we headed to the 'red rock canyons' in hinton, oklahoma.
(These canyons date back 260 million years when an extensive shallow sea covered the region,
bordered on the east by the Ouachita and Ozark Mountains. Sediment eroded from these mountains
was carried westward by rivers as the sea receded. This sediment was worked into sand dunes by wind
and water and eventually transformed into rock. After millions of years of erosion the canyons became
what we see today. Before the mid-1800's, Plains Indians used the canyon as a winter camp for shelter
from the cold and as a place to hunt game. With the discovery of gold in California, overland wagon trails were established, such as the California Road, which passed through the current site of the park. Gold-seeking forty-niners used the canyon as a natural landmark for guidance, and a favorite stop
for fresh water, as well as a place to stop and repair their wagons.)
lunch, then onto the 'roman nose' state park in watonga.
fallen leaves, sunshine, wind, running springs,
red earth, canyons, mesas, blue skies,,,
Roman Nose's camp was located in the large canyon which later would become part of Roman Nose State Park.
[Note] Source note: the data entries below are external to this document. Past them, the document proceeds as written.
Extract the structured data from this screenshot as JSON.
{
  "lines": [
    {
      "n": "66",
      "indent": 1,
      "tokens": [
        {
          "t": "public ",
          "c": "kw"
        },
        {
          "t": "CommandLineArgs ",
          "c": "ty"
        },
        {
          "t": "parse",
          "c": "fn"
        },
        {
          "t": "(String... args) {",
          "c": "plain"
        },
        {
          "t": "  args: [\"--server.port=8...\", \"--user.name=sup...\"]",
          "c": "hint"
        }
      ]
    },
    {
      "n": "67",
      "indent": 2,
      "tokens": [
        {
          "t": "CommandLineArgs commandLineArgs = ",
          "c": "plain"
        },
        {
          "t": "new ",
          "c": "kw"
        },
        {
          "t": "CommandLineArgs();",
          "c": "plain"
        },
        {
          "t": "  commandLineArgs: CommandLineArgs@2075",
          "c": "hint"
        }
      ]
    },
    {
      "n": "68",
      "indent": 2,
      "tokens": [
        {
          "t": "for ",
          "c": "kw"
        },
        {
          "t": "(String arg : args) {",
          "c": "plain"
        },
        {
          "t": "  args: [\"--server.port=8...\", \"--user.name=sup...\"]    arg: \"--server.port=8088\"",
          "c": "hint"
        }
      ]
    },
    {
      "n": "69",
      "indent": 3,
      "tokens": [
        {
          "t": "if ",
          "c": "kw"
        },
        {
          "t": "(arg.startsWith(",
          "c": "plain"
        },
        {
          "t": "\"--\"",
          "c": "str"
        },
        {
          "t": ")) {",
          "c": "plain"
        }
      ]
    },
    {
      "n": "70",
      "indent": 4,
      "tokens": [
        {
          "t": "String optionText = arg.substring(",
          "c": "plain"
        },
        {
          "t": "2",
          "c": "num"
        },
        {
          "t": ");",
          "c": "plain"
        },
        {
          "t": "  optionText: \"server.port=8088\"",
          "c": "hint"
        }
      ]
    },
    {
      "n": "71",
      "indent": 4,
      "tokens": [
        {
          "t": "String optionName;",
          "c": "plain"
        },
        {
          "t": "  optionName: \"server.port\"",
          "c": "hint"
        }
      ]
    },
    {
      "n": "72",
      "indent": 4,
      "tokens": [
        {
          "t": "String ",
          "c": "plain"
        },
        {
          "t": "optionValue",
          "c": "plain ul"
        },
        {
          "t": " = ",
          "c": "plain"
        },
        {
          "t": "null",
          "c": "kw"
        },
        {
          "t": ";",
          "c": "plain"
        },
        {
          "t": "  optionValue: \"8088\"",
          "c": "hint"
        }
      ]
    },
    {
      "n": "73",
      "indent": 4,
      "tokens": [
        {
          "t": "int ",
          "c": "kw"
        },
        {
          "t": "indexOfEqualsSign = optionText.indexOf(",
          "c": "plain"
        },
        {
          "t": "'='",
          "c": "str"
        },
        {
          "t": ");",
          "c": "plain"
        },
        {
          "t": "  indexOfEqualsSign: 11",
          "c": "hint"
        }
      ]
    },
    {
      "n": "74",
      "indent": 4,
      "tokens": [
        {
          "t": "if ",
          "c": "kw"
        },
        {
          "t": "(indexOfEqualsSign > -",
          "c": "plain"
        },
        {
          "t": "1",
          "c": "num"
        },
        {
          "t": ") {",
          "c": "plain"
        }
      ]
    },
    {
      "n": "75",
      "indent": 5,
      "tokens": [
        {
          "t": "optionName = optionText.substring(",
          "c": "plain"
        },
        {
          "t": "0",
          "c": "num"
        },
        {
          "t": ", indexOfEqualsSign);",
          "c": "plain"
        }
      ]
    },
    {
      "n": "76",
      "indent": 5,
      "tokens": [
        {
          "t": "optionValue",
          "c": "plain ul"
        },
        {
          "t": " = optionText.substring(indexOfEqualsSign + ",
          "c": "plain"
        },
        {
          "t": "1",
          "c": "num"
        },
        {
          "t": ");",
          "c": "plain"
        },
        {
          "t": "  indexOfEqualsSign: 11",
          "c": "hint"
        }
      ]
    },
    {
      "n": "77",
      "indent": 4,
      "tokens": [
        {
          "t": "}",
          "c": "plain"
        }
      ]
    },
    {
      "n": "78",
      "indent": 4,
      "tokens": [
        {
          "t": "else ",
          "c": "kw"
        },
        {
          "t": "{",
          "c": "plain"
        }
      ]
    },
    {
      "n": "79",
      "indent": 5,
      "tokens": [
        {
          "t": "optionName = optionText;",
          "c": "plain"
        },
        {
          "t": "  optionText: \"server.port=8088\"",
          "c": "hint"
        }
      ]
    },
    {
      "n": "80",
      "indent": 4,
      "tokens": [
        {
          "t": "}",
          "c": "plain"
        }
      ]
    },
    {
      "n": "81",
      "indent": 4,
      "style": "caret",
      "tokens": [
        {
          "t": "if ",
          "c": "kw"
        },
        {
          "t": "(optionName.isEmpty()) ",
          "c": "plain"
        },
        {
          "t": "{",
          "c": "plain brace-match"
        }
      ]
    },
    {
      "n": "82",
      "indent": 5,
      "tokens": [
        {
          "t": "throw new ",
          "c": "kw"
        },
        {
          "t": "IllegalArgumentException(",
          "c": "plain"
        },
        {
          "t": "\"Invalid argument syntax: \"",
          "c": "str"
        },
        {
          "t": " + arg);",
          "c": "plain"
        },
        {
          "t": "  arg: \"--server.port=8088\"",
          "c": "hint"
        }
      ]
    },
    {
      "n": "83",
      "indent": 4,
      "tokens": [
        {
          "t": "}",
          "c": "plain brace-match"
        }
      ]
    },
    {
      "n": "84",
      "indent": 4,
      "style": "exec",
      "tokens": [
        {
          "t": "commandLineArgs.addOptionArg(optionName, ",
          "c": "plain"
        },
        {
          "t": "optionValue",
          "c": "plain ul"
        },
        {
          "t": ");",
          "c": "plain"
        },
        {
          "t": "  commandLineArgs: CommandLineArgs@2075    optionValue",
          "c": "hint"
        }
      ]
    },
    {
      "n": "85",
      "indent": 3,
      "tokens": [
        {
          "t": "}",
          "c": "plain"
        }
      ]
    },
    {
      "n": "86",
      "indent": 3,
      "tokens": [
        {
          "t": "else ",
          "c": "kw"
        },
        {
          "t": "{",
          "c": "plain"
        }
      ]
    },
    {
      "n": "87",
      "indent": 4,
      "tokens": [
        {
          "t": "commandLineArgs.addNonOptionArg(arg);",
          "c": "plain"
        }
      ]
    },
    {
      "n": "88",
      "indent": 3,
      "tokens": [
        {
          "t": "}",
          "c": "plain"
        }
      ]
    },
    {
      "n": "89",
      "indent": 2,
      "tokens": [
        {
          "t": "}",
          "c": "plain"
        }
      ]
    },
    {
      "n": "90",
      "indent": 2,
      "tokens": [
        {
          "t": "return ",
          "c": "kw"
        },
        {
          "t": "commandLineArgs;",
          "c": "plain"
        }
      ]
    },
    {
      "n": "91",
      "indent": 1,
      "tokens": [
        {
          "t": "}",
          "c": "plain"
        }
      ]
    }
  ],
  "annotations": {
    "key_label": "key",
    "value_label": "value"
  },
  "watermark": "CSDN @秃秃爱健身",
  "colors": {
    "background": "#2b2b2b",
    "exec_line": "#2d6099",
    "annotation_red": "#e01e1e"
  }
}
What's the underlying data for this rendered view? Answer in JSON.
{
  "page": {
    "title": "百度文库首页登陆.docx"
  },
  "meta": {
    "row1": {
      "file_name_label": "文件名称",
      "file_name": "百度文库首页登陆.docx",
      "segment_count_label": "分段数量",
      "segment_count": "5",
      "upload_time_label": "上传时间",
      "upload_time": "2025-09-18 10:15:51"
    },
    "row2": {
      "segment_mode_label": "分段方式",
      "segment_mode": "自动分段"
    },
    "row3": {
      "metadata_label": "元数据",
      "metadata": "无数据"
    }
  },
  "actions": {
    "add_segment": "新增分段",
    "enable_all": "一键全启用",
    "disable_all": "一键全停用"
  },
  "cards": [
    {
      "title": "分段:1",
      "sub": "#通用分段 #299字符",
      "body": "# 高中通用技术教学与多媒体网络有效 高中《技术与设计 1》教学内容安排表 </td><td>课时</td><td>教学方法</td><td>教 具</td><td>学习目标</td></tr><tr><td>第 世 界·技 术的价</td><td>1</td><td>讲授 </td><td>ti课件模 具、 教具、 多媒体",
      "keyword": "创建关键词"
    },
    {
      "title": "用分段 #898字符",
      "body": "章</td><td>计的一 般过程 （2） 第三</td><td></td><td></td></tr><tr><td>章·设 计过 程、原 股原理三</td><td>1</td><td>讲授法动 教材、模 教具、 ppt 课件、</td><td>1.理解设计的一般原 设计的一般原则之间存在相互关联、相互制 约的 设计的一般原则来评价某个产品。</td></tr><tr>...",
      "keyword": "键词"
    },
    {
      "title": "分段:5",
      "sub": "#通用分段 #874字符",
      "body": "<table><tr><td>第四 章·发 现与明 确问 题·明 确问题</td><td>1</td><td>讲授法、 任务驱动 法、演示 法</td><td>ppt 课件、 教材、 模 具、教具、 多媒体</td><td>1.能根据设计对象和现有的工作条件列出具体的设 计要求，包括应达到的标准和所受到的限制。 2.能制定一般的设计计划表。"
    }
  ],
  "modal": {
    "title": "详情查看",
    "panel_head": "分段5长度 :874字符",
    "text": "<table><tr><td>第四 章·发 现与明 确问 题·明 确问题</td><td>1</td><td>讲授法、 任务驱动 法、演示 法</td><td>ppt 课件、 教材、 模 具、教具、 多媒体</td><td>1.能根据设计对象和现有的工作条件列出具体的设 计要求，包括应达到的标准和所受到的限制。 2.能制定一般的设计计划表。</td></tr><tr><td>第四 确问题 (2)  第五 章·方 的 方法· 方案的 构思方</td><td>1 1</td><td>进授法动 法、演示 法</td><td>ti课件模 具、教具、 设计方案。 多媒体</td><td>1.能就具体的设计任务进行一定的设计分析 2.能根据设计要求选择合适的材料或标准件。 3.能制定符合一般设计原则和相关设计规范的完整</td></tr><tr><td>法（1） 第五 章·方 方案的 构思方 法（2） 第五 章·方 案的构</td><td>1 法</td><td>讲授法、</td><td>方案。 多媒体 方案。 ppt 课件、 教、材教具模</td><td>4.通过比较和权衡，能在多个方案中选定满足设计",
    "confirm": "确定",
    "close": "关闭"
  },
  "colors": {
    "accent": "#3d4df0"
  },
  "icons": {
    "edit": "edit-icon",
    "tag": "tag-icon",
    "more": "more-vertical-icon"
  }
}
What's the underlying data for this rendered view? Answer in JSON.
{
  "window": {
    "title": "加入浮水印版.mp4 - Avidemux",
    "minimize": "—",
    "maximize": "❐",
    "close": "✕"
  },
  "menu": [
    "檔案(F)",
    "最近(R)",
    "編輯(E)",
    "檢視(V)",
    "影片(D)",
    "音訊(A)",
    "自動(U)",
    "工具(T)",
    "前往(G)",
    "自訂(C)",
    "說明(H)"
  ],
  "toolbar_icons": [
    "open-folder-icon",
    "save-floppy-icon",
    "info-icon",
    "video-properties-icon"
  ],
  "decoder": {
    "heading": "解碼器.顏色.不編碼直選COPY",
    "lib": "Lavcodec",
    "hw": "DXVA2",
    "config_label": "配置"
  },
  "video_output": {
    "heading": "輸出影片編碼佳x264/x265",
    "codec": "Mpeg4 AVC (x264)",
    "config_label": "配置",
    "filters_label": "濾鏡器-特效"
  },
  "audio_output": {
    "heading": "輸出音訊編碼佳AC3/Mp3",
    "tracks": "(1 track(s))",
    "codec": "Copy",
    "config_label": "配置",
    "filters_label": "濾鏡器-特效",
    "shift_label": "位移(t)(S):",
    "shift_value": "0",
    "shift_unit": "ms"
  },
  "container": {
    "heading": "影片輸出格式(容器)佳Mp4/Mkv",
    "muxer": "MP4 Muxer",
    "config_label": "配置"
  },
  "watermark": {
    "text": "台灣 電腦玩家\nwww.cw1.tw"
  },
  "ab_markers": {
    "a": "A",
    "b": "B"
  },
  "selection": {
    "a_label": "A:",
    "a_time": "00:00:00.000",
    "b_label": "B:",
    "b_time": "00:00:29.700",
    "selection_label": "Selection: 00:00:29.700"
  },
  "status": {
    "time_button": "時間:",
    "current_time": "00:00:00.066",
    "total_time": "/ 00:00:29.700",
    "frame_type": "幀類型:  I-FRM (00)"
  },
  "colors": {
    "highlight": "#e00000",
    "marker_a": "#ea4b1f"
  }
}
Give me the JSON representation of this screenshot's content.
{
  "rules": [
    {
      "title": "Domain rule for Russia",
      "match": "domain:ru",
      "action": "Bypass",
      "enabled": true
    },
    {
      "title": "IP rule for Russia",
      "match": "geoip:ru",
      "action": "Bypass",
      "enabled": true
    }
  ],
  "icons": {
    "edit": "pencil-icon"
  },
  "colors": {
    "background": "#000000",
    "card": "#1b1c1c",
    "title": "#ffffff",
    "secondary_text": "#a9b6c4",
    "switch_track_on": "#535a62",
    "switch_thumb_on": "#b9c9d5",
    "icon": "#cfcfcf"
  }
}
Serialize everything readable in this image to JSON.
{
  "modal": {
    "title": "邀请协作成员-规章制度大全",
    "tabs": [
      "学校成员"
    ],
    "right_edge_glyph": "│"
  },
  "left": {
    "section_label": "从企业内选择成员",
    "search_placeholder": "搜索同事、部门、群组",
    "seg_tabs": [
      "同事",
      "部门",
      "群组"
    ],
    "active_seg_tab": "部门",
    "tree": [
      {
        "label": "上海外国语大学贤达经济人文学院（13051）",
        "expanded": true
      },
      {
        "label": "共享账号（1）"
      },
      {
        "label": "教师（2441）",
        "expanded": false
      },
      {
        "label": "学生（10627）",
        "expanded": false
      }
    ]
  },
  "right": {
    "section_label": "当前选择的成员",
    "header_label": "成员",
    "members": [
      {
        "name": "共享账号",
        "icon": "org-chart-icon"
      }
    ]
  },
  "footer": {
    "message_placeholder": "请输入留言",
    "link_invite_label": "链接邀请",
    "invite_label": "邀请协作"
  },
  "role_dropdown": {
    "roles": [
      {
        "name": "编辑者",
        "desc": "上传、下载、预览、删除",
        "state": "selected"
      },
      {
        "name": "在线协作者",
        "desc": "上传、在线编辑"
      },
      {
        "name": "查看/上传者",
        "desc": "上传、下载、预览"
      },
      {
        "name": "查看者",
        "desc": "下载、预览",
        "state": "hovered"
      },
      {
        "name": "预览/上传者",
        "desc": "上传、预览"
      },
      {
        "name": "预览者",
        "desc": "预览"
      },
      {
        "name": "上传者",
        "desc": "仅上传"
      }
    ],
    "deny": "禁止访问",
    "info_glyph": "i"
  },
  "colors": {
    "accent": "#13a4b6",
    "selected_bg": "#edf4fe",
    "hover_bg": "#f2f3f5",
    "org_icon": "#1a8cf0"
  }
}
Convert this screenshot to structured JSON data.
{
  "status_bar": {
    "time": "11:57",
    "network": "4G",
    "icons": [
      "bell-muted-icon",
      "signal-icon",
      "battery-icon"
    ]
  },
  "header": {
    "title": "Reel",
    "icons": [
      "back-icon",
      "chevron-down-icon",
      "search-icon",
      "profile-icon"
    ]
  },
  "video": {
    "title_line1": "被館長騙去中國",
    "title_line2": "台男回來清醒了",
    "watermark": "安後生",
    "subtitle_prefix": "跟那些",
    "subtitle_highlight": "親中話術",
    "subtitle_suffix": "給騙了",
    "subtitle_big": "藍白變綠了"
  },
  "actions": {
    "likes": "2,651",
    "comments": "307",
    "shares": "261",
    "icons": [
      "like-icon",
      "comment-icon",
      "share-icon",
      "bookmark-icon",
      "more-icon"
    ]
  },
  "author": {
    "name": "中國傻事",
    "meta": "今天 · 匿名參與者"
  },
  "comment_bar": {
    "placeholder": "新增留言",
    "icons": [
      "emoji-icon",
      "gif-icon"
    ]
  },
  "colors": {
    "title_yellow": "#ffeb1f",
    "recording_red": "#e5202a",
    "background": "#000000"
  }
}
The canyon was an ideal camp site since its high walls protected the Indian lodges from the cold winter winds. The canyon also had plenty of good running water near the grass country of the buffalo.
Despite constant cavalry patrols of the area, conducted by the infamous George Armstrong Custer and the Seventh Calvary Unit, the Cheyenne continued their raids on the white settlements. In 1875, as a result of these raids, several Cheyenne chiefs and warriors were imprisoned and shipped to St. Augustine, Florida. One of these Chiefs was Henry Roman Nose.
After three years of imprisonment, several captives were sent to Hampton Institute in Virginia. Roman Nose was one of these few fortunate captives. Later he went to Carlisle Institute in Pennsylvania, and in 1881, returned home, fully qualified as a tinsmith. The next years were full of change for Roman Nose. He married Red Paint Woman, who soon died. His tinsmithing abilities proved to be unproductive in a land where the Indian had little use for his skills and the white man would not do business with Indians. For the next four years he worked as a scout for the cavlary and as policeman for the Indian Agency. In June 1891, he received his allotment and began using his education by trying to preserve parts of the Indian way of life. In 1889, he became chief of the Cheyenne, serving until his death in 1917.
Roman Nose's life spanned the most turbulent times for Cheyenne people. He can be remembered as a great peacemaker who helped his people make the transition from a nomadic lifestyle to the settled existence of the whites.